In 2017, the Council of Australian Governments struck an intergovernmental agreement to share and match identity information as a means of combating identity crime.
It's prompted alarm from civil liberties advocates, who say the data could be subject to the whims of hackers.
The federal Identity-matching Services Bill has not passed through the Parliament but Tasmania and Victoria have begun uploading the relevant information to systems of their own.
A state government spokesperson said notices regarding the Face Matching Service were now part of all licence application forms and renewal notices.
"While the main use of the system is preventing or detecting identify fraud and will be used by document-issuing agencies ... to verify a person's identity, for the investigation of serious crime, law enforcement agencies will have the ability to search for an identity based on a facial image," the spokesperson said.
"Strict controls are in place for access to, and the use of this service."
Civil Liberties Australia Tasmanian director Richard Griggs said young people being included in the facial recognition system "only amplifies the concerns".
"Historically ... when these things get implemented, they're put in for one reason, but then get used for different purposes [later]," he said.

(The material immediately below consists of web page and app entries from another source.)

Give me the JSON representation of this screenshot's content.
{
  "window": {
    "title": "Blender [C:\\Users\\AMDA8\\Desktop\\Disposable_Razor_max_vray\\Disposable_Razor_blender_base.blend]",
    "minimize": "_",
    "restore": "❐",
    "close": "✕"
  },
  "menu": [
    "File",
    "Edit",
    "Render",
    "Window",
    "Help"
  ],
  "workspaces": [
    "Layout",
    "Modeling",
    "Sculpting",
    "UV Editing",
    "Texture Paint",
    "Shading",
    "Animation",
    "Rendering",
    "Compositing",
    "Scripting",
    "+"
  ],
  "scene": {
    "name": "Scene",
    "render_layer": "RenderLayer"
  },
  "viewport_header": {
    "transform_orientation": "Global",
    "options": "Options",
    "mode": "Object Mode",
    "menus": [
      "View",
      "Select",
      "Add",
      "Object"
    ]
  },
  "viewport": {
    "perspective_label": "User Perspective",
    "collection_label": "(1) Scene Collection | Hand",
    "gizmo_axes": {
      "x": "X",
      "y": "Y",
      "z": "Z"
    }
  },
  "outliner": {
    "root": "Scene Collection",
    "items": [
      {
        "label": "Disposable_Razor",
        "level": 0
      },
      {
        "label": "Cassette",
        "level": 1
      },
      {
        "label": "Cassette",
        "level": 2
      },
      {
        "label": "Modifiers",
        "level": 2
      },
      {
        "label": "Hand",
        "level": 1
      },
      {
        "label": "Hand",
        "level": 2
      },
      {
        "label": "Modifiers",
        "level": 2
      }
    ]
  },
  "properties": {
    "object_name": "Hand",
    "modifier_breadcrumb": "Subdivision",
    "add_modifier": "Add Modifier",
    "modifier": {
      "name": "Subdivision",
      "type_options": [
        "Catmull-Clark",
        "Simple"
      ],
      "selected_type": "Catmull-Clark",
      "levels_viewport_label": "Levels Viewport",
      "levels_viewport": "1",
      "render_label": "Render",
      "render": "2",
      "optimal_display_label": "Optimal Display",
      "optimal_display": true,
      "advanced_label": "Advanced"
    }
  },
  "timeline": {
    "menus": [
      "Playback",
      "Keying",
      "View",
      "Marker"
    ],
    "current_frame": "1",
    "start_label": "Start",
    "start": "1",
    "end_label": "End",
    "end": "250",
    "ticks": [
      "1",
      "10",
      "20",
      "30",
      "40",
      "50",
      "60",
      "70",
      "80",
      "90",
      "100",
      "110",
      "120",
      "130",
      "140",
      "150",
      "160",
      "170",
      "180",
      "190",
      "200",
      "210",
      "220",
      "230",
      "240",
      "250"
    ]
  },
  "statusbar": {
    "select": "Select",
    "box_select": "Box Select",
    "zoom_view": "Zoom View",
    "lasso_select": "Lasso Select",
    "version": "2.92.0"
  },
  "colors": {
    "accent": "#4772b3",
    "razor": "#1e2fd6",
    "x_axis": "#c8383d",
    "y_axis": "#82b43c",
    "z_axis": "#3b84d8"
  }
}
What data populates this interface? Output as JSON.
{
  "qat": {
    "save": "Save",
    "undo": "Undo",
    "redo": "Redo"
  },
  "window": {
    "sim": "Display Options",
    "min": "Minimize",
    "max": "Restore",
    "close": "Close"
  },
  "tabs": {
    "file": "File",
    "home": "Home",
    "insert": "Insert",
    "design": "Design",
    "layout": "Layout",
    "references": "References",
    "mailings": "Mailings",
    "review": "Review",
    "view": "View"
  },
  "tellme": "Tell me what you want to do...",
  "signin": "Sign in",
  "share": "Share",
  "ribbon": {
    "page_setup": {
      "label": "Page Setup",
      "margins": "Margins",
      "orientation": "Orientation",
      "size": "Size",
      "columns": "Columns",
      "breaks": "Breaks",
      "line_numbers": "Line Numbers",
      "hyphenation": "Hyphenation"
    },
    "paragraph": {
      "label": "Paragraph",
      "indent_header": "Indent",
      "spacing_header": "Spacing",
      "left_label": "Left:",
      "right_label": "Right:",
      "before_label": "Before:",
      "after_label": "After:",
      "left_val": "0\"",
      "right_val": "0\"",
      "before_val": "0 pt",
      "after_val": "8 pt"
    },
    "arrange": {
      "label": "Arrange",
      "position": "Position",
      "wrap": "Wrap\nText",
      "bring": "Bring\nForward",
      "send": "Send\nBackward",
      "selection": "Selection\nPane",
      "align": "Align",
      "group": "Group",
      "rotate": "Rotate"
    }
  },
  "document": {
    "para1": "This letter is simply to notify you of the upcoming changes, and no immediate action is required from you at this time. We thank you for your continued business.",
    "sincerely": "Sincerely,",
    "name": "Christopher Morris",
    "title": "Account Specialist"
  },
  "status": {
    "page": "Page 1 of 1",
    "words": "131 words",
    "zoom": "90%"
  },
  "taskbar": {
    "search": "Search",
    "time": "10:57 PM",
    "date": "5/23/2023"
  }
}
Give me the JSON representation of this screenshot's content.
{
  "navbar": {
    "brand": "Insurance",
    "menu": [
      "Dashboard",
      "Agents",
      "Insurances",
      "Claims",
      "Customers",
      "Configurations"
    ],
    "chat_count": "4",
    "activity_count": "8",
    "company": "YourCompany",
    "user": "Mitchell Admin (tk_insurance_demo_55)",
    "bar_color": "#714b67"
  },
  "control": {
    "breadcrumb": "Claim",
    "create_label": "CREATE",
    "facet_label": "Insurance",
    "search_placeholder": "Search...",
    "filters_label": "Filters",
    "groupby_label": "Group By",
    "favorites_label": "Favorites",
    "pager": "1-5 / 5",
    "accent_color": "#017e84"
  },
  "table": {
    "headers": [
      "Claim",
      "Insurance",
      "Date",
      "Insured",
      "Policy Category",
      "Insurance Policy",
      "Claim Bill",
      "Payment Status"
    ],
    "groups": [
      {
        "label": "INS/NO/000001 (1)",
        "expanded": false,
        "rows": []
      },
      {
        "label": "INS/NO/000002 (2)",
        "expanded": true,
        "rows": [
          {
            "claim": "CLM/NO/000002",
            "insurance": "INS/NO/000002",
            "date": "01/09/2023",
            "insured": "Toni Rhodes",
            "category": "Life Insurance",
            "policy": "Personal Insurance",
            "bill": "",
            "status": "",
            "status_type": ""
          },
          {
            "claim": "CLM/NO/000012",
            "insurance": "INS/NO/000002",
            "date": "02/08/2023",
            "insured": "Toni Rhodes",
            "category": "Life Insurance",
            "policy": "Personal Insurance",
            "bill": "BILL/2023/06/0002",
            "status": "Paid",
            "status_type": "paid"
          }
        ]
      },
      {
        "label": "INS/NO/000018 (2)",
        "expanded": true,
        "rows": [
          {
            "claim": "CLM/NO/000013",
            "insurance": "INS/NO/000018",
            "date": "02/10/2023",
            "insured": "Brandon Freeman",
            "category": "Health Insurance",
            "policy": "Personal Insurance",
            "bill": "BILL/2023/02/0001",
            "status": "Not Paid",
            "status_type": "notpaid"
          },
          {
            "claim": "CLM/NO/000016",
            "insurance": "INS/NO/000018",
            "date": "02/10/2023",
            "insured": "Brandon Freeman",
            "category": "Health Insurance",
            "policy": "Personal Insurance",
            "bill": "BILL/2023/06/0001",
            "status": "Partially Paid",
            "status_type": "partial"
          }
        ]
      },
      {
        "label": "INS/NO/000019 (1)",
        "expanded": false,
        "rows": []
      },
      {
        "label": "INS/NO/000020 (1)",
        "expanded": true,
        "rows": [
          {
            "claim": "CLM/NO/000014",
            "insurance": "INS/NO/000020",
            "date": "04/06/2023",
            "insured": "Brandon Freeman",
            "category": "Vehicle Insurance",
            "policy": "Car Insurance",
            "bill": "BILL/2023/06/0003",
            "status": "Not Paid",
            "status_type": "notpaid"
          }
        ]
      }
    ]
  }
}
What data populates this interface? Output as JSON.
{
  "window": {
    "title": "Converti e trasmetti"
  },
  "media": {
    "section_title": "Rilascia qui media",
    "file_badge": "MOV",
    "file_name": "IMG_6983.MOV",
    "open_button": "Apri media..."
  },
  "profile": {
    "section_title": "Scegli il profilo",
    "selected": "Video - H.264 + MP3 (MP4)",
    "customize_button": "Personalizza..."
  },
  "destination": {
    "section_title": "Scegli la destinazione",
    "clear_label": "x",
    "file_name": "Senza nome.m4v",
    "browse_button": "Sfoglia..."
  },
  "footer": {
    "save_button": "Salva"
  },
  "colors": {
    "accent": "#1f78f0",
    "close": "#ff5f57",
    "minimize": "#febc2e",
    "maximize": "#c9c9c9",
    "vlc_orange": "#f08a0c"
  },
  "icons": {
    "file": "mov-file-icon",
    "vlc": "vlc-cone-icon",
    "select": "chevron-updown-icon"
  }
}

Any cross-jurisdictional sharing of Tasmanian driver licence data will only occur with the state government's consent, a Home Affairs Department spokesperson said.